"The people in the streets, my neighbours, are very friendly and welcoming towards me and my family, more than I thought they would be.

"For example, my neighbours in Meudon (in south-west Paris), where we live are inviting me around to their houses."

Despite his global superstar status, Carter said he was still stunned to be recognised on the streets of Paris.

"I was a little surprised to be recognised, but in other ways I am left in peace not like in New Zealand. It's refreshing," added Carter, who so far is not consumed by the doubts of playing in France which are being experienced by All Blacks teammate Ma'a Nonu at Toulon.

Carter, the world record international points scorer with 1,598, said there is plenty of room for improvement in his game.

"You can always be better, you can never be satisfied. This is what motivates me, this is why I play rugby. Nothing should ever be taken for granted," he added.

"I want to improve every day until I retire."

So far, Carter is confident he will not become unhappy in Paris, unlike Irish predecessor Jonathan Sexton who returned to Leinster after two disappointing seasons in the Top 14.

"He has sought one thing -- to blend into the squad, to be of service to the players and the club," said Racing's forwards coach Laurent Travers.

"When you are the best player in the world, it is not by chance. He sees things and analyses situations before everybody else."

Backrow forward Thibault Dubarry is also a fan of his new teammate.

"Like all New Zealanders, he is modest and hyper-respectful.
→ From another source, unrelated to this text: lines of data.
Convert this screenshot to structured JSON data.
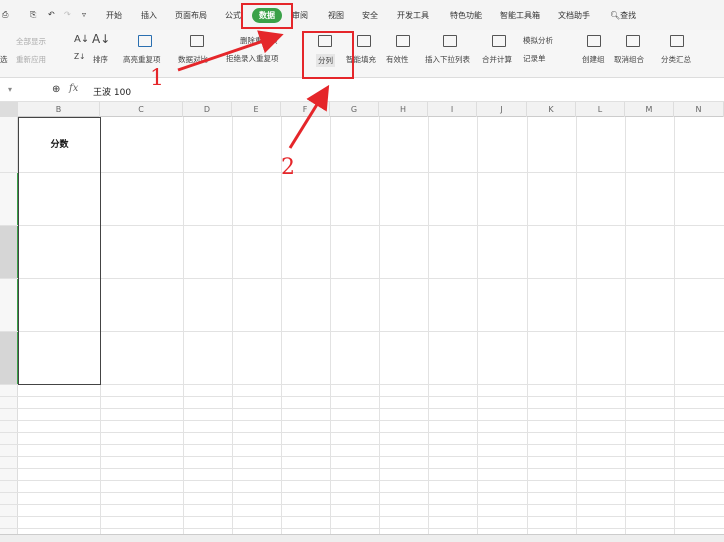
{
  "quick_toolbar": {
    "icons": [
      "print-icon",
      "print-preview-icon",
      "undo-icon",
      "redo-icon",
      "dropdown-icon"
    ]
  },
  "menu_tabs": [
    "开始",
    "插入",
    "页面布局",
    "公式",
    "数据",
    "审阅",
    "视图",
    "安全",
    "开发工具",
    "特色功能",
    "智能工具箱",
    "文档助手"
  ],
  "active_tab": "数据",
  "search_label": "查找",
  "ribbon": {
    "show_all": "全部显示",
    "reapply": "重新应用",
    "filter_partial": "选",
    "sort": "排序",
    "highlight_dup": "高亮重复项",
    "data_compare": "数据对比",
    "remove_dup": "删除重复项",
    "reject_dup": "拒绝录入重复项",
    "split_column": "分列",
    "smart_fill": "智能填充",
    "validity": "有效性",
    "insert_dropdown": "插入下拉列表",
    "consolidate": "合并计算",
    "simulate": "模拟分析",
    "record_form": "记录单",
    "create_group": "创建组",
    "ungroup": "取消组合",
    "subtotal": "分类汇总"
  },
  "formula_bar": {
    "fx": "fx",
    "value": "王波 100"
  },
  "columns": [
    "B",
    "C",
    "D",
    "E",
    "F",
    "G",
    "H",
    "I",
    "J",
    "K",
    "L",
    "M",
    "N"
  ],
  "cells": {
    "B_header": "分数"
  },
  "annotations": {
    "step1": "1",
    "step2": "2",
    "color": "#e5262a"
  }
}
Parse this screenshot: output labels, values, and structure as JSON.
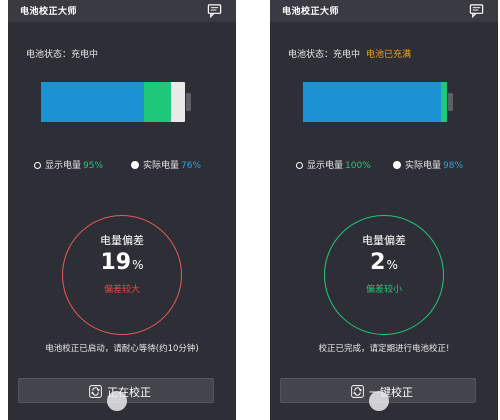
{
  "colors": {
    "blue": "#1b93d2",
    "green": "#1fc87a",
    "orange": "#f0a21b",
    "red": "#e84545",
    "background": "#2e2f36"
  },
  "screens": [
    {
      "app_title": "电池校正大师",
      "battery_status_label": "电池状态：充电中",
      "battery_status_extra": "",
      "battery_shown_level": 0.95,
      "battery_actual_level": 0.76,
      "legend_shown_label": "显示电量",
      "legend_shown_value": "95%",
      "legend_actual_label": "实际电量",
      "legend_actual_value": "76%",
      "gauge_title": "电量偏差",
      "gauge_value": "19",
      "gauge_unit": "%",
      "gauge_note": "偏差较大",
      "info_text": "电池校正已启动，请耐心等待(约10分钟)",
      "button_label": "正在校正",
      "icons": [
        "message-icon",
        "sync-icon"
      ]
    },
    {
      "app_title": "电池校正大师",
      "battery_status_label": "电池状态：充电中",
      "battery_status_extra": "电池已充满",
      "battery_shown_level": 1.0,
      "battery_actual_level": 0.98,
      "legend_shown_label": "显示电量",
      "legend_shown_value": "100%",
      "legend_actual_label": "实际电量",
      "legend_actual_value": "98%",
      "gauge_title": "电量偏差",
      "gauge_value": "2",
      "gauge_unit": "%",
      "gauge_note": "偏差较小",
      "info_text": "校正已完成，请定期进行电池校正!",
      "button_label": "一键校正",
      "icons": [
        "message-icon",
        "sync-icon"
      ]
    }
  ]
}
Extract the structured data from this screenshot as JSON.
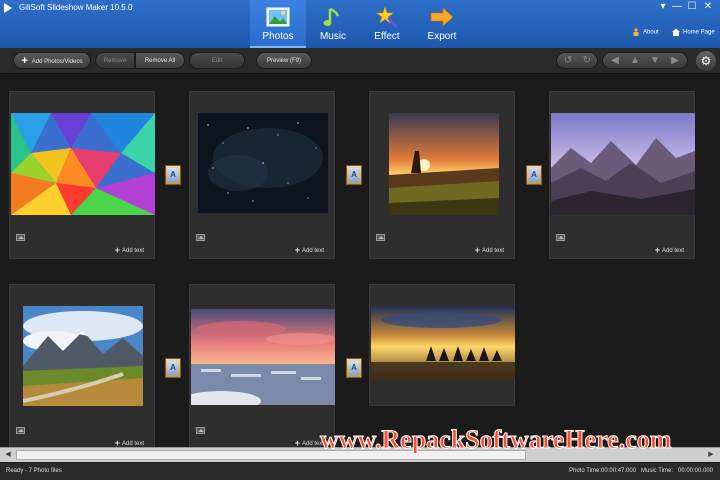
{
  "window": {
    "title": "GiliSoft Slideshow Maker 10.5.0",
    "controls": {
      "menu": "▾",
      "minimize": "—",
      "maximize": "☐",
      "close": "✕"
    }
  },
  "tabs": [
    {
      "label": "Photos",
      "icon": "photo-icon",
      "active": true
    },
    {
      "label": "Music",
      "icon": "music-note-icon",
      "active": false
    },
    {
      "label": "Effect",
      "icon": "magic-wand-icon",
      "active": false
    },
    {
      "label": "Export",
      "icon": "export-arrow-icon",
      "active": false
    }
  ],
  "links": {
    "about": "About",
    "home_page": "Home Page"
  },
  "toolbar": {
    "add": "Add Photos/Videos",
    "remove": "Remove",
    "remove_all": "Remove All",
    "edit": "Edit",
    "preview": "Preview (F9)",
    "icons": [
      "rotate-left-icon",
      "rotate-right-icon",
      "move-left-icon",
      "move-up-icon",
      "move-down-icon",
      "move-right-icon",
      "settings-gear-icon"
    ]
  },
  "photos": [
    {
      "name": "colorful-polygon-abstract",
      "add_text": "Add text"
    },
    {
      "name": "starry-night-sky",
      "add_text": "Add text"
    },
    {
      "name": "desert-sunset-rocks",
      "add_text": "Add text"
    },
    {
      "name": "purple-mountain-range",
      "add_text": "Add text"
    },
    {
      "name": "alpine-meadow-road",
      "add_text": "Add text"
    },
    {
      "name": "city-sunset-aerial",
      "add_text": "Add text"
    },
    {
      "name": "lake-boats-sunset",
      "add_text": "Add text"
    }
  ],
  "transition_glyph": "A",
  "status": {
    "left": "Ready - 7 Photo files",
    "photo_time": "Photo Time:00:00:47.000",
    "music_time": "Music Time:   00:00:00.000"
  },
  "watermark": "www.RepackSoftwareHere.com",
  "colors": {
    "title_bar": "#2466c0",
    "active_tab": "#3b82e0",
    "background": "#1d1d1d",
    "watermark": "#ff4a2e"
  }
}
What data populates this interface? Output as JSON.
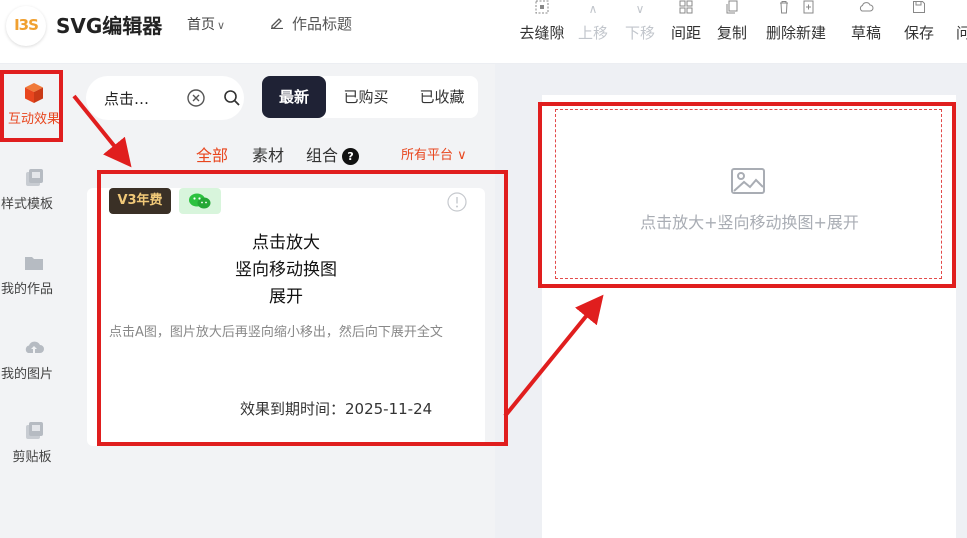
{
  "header": {
    "logo_text": "I3S",
    "app_title": "SVG编辑器",
    "home_menu": "首页",
    "work_title": "作品标题"
  },
  "toolbar": [
    {
      "label": "去缝隙",
      "icon": "gap-icon",
      "disabled": false
    },
    {
      "label": "上移",
      "icon": "arrow-up-icon",
      "disabled": true
    },
    {
      "label": "下移",
      "icon": "arrow-down-icon",
      "disabled": true
    },
    {
      "label": "间距",
      "icon": "spacing-icon",
      "disabled": false
    },
    {
      "label": "复制",
      "icon": "copy-icon",
      "disabled": false
    },
    {
      "label": "删除新建",
      "icon": "trash-icon",
      "disabled": false
    },
    {
      "label": "草稿",
      "icon": "cloud-icon",
      "disabled": false
    },
    {
      "label": "保存",
      "icon": "save-icon",
      "disabled": false
    },
    {
      "label": "问",
      "icon": "help-icon",
      "disabled": false
    }
  ],
  "sidebar": {
    "items": [
      {
        "label": "互动效果",
        "active": true
      },
      {
        "label": "样式模板",
        "active": false
      },
      {
        "label": "我的作品",
        "active": false
      },
      {
        "label": "我的图片",
        "active": false
      },
      {
        "label": "剪贴板",
        "active": false
      }
    ]
  },
  "search": {
    "value": "点击…"
  },
  "sort_tabs": [
    {
      "label": "最新",
      "active": true
    },
    {
      "label": "已购买",
      "active": false
    },
    {
      "label": "已收藏",
      "active": false
    }
  ],
  "category_tabs": [
    {
      "label": "全部",
      "active": true
    },
    {
      "label": "素材",
      "active": false
    },
    {
      "label": "组合",
      "active": false
    }
  ],
  "platform_filter": "所有平台",
  "card": {
    "badge_v3": "V3年费",
    "title_lines": [
      "点击放大",
      "竖向移动换图",
      "展开"
    ],
    "description": "点击A图，图片放大后再竖向缩小移出，然后向下展开全文",
    "expiry": "效果到期时间：2025-11-24"
  },
  "canvas": {
    "placeholder_text": "点击放大+竖向移动换图+展开"
  },
  "colors": {
    "accent": "#e8461e",
    "annotation": "#e01e1e",
    "dark_tab": "#1f2235"
  }
}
You see it too with Chris (Masoe), Ross (Filipo) and 'Roks' (Joe Rokocoko). He is the type of guy who is very easy to integrate into the team."

- AFP